**Items listed in a dataset:**
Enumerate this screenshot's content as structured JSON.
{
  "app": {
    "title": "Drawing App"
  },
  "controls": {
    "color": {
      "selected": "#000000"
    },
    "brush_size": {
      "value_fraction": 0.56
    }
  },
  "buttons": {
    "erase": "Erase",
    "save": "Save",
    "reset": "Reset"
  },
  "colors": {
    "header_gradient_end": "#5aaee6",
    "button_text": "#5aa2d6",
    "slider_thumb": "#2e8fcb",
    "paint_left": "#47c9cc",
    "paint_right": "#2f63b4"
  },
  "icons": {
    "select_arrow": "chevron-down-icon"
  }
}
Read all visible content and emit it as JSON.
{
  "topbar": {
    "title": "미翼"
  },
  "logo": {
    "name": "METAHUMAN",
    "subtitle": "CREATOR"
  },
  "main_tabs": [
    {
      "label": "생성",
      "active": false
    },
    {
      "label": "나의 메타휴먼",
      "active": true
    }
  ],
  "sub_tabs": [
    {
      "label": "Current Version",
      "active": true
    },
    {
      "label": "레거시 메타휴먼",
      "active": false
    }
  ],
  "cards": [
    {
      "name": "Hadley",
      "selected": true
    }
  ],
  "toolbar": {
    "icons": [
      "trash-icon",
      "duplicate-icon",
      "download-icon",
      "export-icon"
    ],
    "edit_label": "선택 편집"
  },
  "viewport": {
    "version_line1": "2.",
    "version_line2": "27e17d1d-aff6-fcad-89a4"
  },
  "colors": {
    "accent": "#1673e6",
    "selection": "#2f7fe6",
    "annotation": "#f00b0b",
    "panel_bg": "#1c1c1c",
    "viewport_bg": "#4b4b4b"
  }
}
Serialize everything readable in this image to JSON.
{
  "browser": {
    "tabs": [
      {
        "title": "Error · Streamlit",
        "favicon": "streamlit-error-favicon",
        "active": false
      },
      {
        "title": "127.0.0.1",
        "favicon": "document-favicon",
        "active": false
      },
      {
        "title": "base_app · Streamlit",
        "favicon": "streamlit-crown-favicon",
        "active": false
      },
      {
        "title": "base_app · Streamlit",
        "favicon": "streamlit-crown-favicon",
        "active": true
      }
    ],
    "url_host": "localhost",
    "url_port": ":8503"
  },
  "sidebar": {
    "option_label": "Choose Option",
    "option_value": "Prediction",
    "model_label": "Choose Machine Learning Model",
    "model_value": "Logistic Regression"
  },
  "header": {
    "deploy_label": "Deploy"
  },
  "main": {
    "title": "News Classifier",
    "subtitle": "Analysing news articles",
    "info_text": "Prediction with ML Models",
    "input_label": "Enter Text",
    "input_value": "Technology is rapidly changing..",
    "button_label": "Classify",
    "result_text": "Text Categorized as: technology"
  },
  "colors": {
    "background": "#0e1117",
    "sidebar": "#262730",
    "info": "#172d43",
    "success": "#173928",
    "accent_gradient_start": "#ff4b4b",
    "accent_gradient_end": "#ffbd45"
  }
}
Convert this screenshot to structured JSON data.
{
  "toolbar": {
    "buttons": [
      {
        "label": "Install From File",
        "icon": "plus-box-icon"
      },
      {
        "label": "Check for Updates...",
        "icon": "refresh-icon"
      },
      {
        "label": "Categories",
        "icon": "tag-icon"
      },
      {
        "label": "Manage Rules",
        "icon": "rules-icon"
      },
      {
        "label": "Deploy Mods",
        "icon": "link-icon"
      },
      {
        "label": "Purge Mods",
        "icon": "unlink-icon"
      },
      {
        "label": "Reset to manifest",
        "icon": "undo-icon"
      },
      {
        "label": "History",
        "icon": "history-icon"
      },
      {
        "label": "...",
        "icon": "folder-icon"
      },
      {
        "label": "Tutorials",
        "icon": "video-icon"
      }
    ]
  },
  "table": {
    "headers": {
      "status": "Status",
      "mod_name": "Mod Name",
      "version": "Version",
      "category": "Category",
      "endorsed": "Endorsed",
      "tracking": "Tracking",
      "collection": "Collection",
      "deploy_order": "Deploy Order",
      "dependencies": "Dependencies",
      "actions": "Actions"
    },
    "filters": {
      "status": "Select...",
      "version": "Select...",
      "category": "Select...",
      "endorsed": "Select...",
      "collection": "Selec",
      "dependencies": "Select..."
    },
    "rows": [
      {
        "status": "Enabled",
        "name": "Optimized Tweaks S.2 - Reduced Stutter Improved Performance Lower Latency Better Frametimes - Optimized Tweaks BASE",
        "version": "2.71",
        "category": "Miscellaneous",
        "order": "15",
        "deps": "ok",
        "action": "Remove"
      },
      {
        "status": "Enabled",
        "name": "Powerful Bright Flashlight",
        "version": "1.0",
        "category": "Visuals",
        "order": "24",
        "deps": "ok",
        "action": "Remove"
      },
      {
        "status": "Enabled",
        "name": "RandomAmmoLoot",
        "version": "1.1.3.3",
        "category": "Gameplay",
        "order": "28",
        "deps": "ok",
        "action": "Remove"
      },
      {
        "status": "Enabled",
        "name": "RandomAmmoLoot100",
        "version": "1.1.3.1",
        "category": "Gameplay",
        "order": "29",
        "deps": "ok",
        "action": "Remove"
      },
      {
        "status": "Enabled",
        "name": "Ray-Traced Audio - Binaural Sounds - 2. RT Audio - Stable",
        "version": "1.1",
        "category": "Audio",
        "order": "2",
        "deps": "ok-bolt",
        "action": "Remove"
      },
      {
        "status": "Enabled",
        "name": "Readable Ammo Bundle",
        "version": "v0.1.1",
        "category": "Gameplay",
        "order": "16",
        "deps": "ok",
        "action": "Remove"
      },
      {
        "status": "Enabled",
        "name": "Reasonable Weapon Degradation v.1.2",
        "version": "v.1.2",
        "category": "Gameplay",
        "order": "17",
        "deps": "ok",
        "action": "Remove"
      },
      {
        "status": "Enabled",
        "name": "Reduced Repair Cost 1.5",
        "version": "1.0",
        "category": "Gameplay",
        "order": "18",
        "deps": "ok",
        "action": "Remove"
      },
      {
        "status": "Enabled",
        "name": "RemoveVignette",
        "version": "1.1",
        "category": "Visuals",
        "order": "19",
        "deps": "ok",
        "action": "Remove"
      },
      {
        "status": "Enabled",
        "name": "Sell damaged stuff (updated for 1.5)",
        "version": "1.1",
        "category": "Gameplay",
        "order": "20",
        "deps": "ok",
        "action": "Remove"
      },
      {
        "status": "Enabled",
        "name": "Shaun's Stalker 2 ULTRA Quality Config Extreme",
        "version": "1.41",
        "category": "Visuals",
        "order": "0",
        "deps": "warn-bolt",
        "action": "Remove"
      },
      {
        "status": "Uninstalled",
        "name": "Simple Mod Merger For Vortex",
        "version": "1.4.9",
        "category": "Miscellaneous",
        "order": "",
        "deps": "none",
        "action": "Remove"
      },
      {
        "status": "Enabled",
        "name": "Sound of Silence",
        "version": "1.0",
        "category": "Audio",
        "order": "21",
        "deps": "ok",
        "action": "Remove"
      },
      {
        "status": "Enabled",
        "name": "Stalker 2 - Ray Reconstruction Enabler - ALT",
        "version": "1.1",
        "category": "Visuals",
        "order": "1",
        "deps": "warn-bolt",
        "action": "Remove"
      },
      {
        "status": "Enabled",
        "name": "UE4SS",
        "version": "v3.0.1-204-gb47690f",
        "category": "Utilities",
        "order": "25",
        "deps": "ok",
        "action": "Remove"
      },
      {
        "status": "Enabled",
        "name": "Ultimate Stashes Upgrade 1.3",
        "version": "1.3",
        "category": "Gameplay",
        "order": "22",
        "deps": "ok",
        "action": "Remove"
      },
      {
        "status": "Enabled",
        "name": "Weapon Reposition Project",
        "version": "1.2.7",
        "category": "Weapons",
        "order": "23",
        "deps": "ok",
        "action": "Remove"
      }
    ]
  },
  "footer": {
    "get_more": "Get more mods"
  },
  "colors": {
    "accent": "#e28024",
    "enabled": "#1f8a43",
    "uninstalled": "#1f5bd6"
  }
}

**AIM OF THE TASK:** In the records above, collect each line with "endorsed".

**ANSWER TO THIS TASK:**
      "endorsed": "Endorsed",
      "endorsed": "Select...",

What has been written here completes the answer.